Jared Kushner and Stephen Miller, the Sam Johnson and Jimmy Boswell of the Trump regime wrote a ten-minute Trump address worth diagramming. Unfortunately Trump mumbled his way through it on Wednesday Night. WaPo decided to color-code its content.
President Trump’s address to the nation about the spread of the novelcoronaviruswas clearly aimed at conveying a sense of an administration with a firm grip on the growing crisis.
We took the text of Trump’s speech and color-coded it. His new proposals are in yellow and his advice to Americans in blue. His efforts to promote his administration’s actions both on the coronavirus and the economy are in orange. In green, two instances in which he pointedly mentioned that the virus originated overseas. More on that in a second.

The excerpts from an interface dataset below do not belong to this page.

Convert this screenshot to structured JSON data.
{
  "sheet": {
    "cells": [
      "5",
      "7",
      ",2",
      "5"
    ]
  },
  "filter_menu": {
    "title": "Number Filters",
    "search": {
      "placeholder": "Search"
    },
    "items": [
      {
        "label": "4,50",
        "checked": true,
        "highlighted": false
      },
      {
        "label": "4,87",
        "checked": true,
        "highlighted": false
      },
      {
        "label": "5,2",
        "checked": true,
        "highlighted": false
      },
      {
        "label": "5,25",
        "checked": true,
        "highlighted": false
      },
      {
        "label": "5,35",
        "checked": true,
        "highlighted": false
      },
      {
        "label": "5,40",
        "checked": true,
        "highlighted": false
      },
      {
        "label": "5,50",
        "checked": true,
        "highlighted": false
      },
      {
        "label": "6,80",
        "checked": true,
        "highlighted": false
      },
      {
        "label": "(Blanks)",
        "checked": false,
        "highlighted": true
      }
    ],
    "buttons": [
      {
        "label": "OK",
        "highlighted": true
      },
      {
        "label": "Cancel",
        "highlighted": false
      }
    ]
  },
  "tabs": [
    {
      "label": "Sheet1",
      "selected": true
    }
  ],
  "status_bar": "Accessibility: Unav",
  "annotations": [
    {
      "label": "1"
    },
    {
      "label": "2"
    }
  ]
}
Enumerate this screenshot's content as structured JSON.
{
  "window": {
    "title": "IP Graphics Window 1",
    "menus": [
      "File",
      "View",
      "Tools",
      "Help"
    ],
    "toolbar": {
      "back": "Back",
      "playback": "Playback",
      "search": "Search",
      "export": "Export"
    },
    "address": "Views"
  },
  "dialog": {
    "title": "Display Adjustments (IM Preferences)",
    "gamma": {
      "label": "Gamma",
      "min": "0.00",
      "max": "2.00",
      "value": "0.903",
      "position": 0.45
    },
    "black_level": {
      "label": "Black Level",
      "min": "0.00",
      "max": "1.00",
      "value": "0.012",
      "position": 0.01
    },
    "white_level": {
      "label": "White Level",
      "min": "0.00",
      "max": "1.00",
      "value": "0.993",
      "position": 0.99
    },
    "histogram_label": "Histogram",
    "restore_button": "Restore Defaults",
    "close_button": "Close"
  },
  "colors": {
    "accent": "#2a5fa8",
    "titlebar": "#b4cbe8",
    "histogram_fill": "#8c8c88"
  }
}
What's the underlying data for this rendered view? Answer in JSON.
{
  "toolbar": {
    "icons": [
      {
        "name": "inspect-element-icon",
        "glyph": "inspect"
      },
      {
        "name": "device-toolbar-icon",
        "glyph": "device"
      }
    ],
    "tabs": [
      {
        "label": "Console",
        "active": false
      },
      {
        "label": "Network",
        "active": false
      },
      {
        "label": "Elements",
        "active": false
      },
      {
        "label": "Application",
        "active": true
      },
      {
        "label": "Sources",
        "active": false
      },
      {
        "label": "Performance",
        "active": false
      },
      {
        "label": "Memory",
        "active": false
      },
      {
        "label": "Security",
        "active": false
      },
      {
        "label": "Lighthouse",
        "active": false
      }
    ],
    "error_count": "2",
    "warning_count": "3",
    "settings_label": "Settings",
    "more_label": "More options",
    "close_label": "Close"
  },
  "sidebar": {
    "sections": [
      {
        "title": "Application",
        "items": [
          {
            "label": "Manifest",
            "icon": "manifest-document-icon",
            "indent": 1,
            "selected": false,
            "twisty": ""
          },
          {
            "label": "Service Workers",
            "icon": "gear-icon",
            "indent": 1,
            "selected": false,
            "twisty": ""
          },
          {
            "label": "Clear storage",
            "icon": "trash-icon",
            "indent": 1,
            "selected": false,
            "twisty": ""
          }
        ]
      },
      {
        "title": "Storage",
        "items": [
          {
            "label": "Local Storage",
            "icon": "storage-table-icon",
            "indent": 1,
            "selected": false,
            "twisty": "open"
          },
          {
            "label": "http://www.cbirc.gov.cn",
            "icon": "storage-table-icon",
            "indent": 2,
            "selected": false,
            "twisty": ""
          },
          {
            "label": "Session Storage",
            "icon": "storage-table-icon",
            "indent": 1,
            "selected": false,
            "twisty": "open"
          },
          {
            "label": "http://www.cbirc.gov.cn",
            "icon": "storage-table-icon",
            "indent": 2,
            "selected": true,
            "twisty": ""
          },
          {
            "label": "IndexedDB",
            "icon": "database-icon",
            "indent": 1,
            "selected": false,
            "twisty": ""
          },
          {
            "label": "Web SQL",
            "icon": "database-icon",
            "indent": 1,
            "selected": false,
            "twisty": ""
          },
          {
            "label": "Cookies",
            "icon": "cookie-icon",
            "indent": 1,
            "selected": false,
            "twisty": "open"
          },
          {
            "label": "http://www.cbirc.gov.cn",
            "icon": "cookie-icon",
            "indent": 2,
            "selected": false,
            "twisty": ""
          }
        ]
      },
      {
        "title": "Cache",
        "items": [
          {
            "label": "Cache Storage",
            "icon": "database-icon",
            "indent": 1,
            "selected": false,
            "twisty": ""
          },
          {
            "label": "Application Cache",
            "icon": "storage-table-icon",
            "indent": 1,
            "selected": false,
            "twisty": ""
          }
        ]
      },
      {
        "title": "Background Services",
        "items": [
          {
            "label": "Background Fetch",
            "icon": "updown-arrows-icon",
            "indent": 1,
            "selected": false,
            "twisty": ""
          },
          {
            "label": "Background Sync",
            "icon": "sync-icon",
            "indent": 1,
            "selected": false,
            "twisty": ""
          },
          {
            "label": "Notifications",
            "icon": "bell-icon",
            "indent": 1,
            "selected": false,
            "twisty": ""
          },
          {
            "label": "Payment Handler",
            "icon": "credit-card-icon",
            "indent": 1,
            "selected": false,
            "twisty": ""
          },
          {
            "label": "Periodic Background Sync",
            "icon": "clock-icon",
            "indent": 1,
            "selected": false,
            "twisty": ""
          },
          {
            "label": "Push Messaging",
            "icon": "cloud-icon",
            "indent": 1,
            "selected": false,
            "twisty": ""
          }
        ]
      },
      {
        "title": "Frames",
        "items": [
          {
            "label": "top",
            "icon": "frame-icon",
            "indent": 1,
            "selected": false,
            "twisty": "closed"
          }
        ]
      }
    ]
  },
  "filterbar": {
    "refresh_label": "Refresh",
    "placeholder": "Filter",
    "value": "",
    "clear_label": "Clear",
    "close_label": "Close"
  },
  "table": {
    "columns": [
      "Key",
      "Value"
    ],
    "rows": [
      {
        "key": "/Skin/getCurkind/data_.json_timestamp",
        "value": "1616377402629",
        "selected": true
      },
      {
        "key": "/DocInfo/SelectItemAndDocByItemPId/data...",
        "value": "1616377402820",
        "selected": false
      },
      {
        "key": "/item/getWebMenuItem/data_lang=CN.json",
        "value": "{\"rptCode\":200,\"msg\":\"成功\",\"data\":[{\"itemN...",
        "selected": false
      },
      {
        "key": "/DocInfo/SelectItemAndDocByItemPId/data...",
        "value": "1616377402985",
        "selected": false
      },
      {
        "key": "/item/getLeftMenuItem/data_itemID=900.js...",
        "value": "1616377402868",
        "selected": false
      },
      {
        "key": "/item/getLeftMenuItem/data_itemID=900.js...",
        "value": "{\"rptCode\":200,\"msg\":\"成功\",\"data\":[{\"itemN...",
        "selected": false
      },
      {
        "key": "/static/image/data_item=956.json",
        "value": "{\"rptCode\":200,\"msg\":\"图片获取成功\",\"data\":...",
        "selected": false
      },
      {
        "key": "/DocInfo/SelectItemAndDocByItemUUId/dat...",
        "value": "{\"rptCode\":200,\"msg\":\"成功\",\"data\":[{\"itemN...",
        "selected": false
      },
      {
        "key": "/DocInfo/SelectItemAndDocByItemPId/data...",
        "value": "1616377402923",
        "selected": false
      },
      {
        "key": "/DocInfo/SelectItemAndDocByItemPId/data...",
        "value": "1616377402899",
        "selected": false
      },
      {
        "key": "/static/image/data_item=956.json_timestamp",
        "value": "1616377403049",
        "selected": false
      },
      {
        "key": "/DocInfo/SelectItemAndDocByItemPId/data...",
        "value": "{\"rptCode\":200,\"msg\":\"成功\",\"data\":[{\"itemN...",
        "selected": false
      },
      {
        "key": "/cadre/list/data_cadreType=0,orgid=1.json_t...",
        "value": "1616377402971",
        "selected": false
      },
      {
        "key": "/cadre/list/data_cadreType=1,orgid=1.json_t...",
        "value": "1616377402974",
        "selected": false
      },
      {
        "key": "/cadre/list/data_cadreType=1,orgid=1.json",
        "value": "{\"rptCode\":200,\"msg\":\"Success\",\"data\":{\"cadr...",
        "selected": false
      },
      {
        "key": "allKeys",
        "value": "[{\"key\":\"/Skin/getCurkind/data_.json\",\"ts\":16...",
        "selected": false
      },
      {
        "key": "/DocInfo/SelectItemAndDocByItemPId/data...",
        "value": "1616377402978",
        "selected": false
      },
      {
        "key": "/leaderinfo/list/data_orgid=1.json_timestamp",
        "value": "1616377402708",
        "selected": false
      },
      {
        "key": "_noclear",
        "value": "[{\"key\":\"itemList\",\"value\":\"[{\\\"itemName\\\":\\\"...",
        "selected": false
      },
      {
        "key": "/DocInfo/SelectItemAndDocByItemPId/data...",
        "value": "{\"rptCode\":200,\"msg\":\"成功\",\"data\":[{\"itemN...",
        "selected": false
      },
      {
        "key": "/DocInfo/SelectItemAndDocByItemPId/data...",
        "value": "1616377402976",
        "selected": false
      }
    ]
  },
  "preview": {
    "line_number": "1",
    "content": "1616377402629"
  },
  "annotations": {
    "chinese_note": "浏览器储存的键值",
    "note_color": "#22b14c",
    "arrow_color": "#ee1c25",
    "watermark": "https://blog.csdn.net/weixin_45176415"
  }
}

The visual effect makes the point clearly. A lot of Trump’s speech was aimed at bolstering perceptions of his handling of the government, an apparent attempt to immediately quell investor concerns manifested in sharp drops in stock prices. Market futuresdropped quicklyas Trump spoke.
His mentions of the “foreign virus” having “started in China” havetheir own rationale. One reason for noting the point of origin of the outbreak is to counteractChina’s apparent willingnessto let its citizens believe that the virus originated in the United States. The other reason is that Trump and his allies clearly want to remind Americans that this is a crisis not of Trump’s making, however one views how he’s handled it since it emerged.
What Trump’s speech didn’t include was any significant announcement about controlling the spread of the virus inside the United States. There were no blanket recommendations about how to approach large events, just mentions of how the White House is working with the most affected communities. That, of course, is a dubious measure; the lack of widespread testing means that some communities may have far more cases than are known.
The speech by @realDonaldTrump is most remarkable for its xenophobia, but it also failed to prepare Americans for what it is to come or for fixing the testing fiasco. We are about to prove the adage that things have to get worse before they get even worse.— Richard N. Haass (@RichardHaass) March 12, 2020
My former boss @RonaldKlain nailed it on @maddow – containment is the last war, we need to stop fighting and think about how to use the time we have to surge hospital and response capacity. What is the top 10 to do list and who is working through it? Not the WH.